EXTRACTED ENTRIES:
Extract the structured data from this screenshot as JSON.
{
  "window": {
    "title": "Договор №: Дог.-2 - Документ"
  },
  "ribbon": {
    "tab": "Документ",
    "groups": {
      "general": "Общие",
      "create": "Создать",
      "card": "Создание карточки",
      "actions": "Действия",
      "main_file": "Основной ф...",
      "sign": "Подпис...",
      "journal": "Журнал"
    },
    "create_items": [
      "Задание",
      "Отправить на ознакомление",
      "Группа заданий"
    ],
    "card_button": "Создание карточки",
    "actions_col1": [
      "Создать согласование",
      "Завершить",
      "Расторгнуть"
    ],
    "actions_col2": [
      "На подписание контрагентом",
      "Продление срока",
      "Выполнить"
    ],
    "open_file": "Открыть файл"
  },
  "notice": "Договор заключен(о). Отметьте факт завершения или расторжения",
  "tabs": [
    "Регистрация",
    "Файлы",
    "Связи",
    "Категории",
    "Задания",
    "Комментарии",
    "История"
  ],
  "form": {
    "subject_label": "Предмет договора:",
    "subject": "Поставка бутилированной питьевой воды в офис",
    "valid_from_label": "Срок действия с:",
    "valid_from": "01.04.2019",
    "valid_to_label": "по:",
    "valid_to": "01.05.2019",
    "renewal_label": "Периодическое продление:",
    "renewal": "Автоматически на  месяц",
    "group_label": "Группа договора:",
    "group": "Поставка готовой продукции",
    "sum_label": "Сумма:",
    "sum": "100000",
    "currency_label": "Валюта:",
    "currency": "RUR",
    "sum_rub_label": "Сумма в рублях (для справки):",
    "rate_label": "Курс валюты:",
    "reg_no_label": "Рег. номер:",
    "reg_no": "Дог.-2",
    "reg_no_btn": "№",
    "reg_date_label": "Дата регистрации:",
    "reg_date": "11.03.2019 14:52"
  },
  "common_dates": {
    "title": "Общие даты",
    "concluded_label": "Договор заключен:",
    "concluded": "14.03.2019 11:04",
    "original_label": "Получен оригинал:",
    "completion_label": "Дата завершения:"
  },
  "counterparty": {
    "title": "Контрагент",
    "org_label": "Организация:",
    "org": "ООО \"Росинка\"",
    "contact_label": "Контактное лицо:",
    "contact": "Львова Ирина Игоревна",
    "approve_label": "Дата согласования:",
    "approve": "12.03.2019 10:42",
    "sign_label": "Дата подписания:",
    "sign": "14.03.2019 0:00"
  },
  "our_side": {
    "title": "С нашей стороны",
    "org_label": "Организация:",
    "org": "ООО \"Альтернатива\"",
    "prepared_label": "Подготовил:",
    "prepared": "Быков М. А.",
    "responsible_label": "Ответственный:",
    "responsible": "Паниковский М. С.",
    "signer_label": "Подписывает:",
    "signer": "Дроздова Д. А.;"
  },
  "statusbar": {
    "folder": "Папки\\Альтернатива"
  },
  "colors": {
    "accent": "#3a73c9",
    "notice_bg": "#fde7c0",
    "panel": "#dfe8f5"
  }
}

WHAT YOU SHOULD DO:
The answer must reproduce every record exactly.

EXPECTED ANSWER:
Extract the structured data from this screenshot as JSON.
{
  "window": {
    "title": "Договор №: Дог.-2 - Документ"
  },
  "ribbon": {
    "tab": "Документ",
    "groups": {
      "general": "Общие",
      "create": "Создать",
      "card": "Создание карточки",
      "actions": "Действия",
      "main_file": "Основной ф...",
      "sign": "Подпис...",
      "journal": "Журнал"
    },
    "create_items": [
      "Задание",
      "Отправить на ознакомление",
      "Группа заданий"
    ],
    "card_button": "Создание карточки",
    "actions_col1": [
      "Создать согласование",
      "Завершить",
      "Расторгнуть"
    ],
    "actions_col2": [
      "На подписание контрагентом",
      "Продление срока",
      "Выполнить"
    ],
    "open_file": "Открыть файл"
  },
  "notice": "Договор заключен(о). Отметьте факт завершения или расторжения",
  "tabs": [
    "Регистрация",
    "Файлы",
    "Связи",
    "Категории",
    "Задания",
    "Комментарии",
    "История"
  ],
  "form": {
    "subject_label": "Предмет договора:",
    "subject": "Поставка бутилированной питьевой воды в офис",
    "valid_from_label": "Срок действия с:",
    "valid_from": "01.04.2019",
    "valid_to_label": "по:",
    "valid_to": "01.05.2019",
    "renewal_label": "Периодическое продление:",
    "renewal": "Автоматически на  месяц",
    "group_label": "Группа договора:",
    "group": "Поставка готовой продукции",
    "sum_label": "Сумма:",
    "sum": "100000",
    "currency_label": "Валюта:",
    "currency": "RUR",
    "sum_rub_label": "Сумма в рублях (для справки):",
    "rate_label": "Курс валюты:",
    "reg_no_label": "Рег. номер:",
    "reg_no": "Дог.-2",
    "reg_no_btn": "№",
    "reg_date_label": "Дата регистрации:",
    "reg_date": "11.03.2019 14:52"
  },
  "common_dates": {
    "title": "Общие даты",
    "concluded_label": "Договор заключен:",
    "concluded": "14.03.2019 11:04",
    "original_label": "Получен оригинал:",
    "completion_label": "Дата завершения:"
  },
  "counterparty": {
    "title": "Контрагент",
    "org_label": "Организация:",
    "org": "ООО \"Росинка\"",
    "contact_label": "Контактное лицо:",
    "contact": "Львова Ирина Игоревна",
    "approve_label": "Дата согласования:",
    "approve": "12.03.2019 10:42",
    "sign_label": "Дата подписания:",
    "sign": "14.03.2019 0:00"
  },
  "our_side": {
    "title": "С нашей стороны",
    "org_label": "Организация:",
    "org": "ООО \"Альтернатива\"",
    "prepared_label": "Подготовил:",
    "prepared": "Быков М. А.",
    "responsible_label": "Ответственный:",
    "responsible": "Паниковский М. С.",
    "signer_label": "Подписывает:",
    "signer": "Дроздова Д. А.;"
  },
  "statusbar": {
    "folder": "Папки\\Альтернатива"
  },
  "colors": {
    "accent": "#3a73c9",
    "notice_bg": "#fde7c0",
    "panel": "#dfe8f5"
  }
}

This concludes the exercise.